We’ve been talking about it for months. And for months progress has been announced, possible mediations and unexpected slowdowns. But the essence, to date, is that the EU ceiling on the price of gas there is and hardly will be. The proposal, put forward before the summer by Mario Draghihas been weakened by crossed vetoes and also by the passage of time, which has made a potentially disruptive measure such a partial remedy as to risk becoming irrelevant.
What happened in the meantime? It was understood that a ceiling on the price of Russian gas alone, with the substantial reduction of dependence on supplies from Moscow, would make little sense. Not only. The opposition to a general ceiling on the price of gas has become increasingly evident, a measure that would have a significant impact but that would reduce, and not a little, the earnings of several European countries, from Norway which produces so much to the Netherlands which hosts , in Amsterdam, a stock exchange that would have seen its weight and the commissions that feed it downsize.
Even today’s words of the president of the EU Commission, Ursula Von der Leyen, which until yesterday has supported and repeatedly announced the turning point, are a clear signal. The premise is always the same. Russia “continues to actively manipulate our energy market. They prefer to burn gas rather than deliver it: this market no longer works”. What changes are instead the remedies to be put in place to counter this distortion. And also the timing with which the interventions will be effective.

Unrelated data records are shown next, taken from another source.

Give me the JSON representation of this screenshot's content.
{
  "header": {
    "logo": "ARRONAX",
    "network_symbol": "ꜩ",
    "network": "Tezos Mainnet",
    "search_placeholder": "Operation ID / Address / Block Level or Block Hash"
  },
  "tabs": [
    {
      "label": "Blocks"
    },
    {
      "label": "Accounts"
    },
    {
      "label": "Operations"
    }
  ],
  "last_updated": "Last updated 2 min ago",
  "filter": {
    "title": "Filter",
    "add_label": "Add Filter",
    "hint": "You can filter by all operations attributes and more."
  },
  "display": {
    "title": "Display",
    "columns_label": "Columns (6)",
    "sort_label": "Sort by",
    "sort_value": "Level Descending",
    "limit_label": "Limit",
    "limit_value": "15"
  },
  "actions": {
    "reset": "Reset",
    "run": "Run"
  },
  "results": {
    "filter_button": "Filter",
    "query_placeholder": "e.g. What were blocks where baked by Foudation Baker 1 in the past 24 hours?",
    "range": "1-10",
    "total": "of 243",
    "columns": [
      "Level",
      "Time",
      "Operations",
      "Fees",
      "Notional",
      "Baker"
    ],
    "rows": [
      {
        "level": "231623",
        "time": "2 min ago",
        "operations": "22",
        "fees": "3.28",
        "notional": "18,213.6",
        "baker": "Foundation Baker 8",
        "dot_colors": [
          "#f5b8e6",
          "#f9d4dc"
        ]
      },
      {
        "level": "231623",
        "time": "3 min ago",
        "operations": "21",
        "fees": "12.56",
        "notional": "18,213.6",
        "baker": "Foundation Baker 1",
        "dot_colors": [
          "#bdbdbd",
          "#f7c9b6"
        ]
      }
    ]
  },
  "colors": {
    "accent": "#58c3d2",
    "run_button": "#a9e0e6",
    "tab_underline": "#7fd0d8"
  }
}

The EU “will develop a series of measures with member states that take into account the specific nature of our relationships with” gas suppliers, from “unreliable suppliers like Russia to friends like Norway. I agreed with the Norwegian Prime Minister of create a task force“to lower gas prices. We will then proceed to a structural reform.” The current structure of the electricity market no longer does justice to consumers, who should derive benefits from renewables. Therefore, we need to decouple the dominant influence of gas and the price of electricity. For this we will do a profound and comprehensive reform of the electricity market“..
If there is a ceiling, it will be on extra profits and not on price. “We propose a cap on the revenues of the companies which produce low-cost electricity “. The revenue cap should generate” over 140 billion euros for member states, to cushion the blow directly. And because we are in a fossil fuel crisis, the fossil fuel industry also has special duties. The big oil, gas and coal companies are making huge profits. So they have to pay a fair share. They must make a contribution in times of crisis. “Then, there are savings. The cut in energy consumption will coincide with the sacrifices required of European businesses, workers and families. So much so that there is also room for unexpected praise. “The workers of the ceramic factories in central Italy have decided to shift their work shifts to the early morning, to benefit from the lower energy prices. Imagine parents who have to leave the house early, when the children are still asleep, because of a war they did not choose. This is one example in a million Europeans adapting to this new reality. “CopyAMP code
All reasonable measures but the gas price cap is moving away. Maybe definitely. The summary of the leader of the League, Matteo Salvini, it is effective. “I believe that due to conflicting interests there will not be, someone is gaining, Italy and Germany are the countries that are losing the most. I don’t think it will come, I’m ready to bet”. The same concern, from a different point of view, is shared in the Pd home. “We must recognize that more courage will be needed in the immediate future, especially on the roof of the cost of gas. It is clear that discouraging the government and running madly towards the vote has weakened these proposals. Italians will be able to choose between managers and adventurers”, he writes on Facebook the MEP and Vice President of the European Parliament Pina Picierno. (from Fabio Insenga)